The FAA Officially Clears the Dreamliner to Fly Again
The Federal Aviation Administration today (April 25) officially cleared the Boeing 787 Dreamliner to fly again. The FAA's acceptance of Boeing's fix for its lithium-ion battery technically covers United Airlines, the only U.S. operator of the plane, but Japanese officials should follow suit Friday. That's key because All Nippon Airways and Japan Airlines together operate about half of the 50 Dreamliners flying before January's grounding. Lot Polish Airlines, whose inaugural Chicago-Warsaw Dreamliner flight was grounded at O'Hare when the 787 issue came to a head, has already announced when it'll get its aircraft back in the air. Dreamliner service between Chicago and Warsaw begins June 5. Toronto-Warsaw flights begin on June 7. Dreamliner flights will launch in July on LOT's New York/Kennedy-Warsaw run. ... Air Canada, which doesn't know an Arab Gulf carrier it doesn't want to keep from expanding in Canada, has decided it hates Etihad Airways of Abu Dhabi least. The two airlines have announced a code-share deal that will kick in beginning in the third quarter.

Business-Travel News You Need to Know
US Airways says it will restore some minor perks to its international coach passengers. Effective May 1, coach flyers will receive free headsets and be offered free wine with their main meal. ... Want another reminder of how valuable take-off and landing slots at London/Heathrow Airport are? Delta Air Lines said this week it paid $47 million for just two pair of slots. By comparison, it's paying $360 million for a 49 percent stake in Virgin Atlantic, Heathrow's second-largest carrier. ... The deal that ended the airline strike in Israel this week after the government approved an open skies agreement with the European Union is all about money. The Israeli government agreed to pay for 97.5 percent of El Al security costs. Previously, it paid 80 percent of the tab.

ABOUT JOE BRANCATELLI Joe Brancatelli is a publication consultant, which means that he helps media companies start, fix and reposition newspapers, magazines and Web sites. He's also the former executive editor of Frequent Flyer and has been a consultant to or columnist for more business-travel and leisure-travel publishing operations than he can remember. He started his career as a business journalist and created JoeSentMe in the dark days after 9/11 while he was stranded in a hotel room in San Francisco. He lives on the Hudson River in the tourist town of Cold Spring.

THE FINE PRINT All of the opinions and material in this column are the sole property and responsibility of Joe Brancatelli. This material may not be reproduced in any form without his express written permission.
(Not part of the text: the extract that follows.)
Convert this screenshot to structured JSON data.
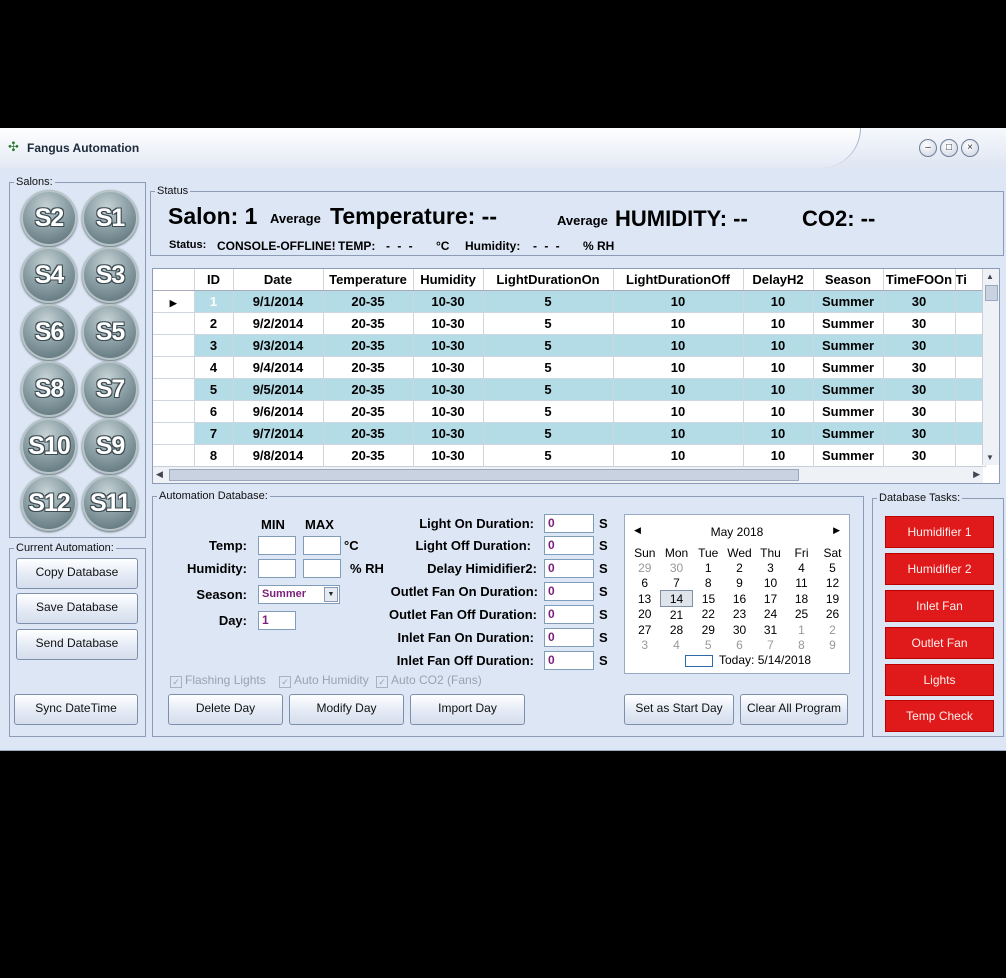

This column is Copyright 2013 by Joe Brancatelli. JoeSentMe.com is Copyright 2013 by Joe Brancatelli. All rights reserved.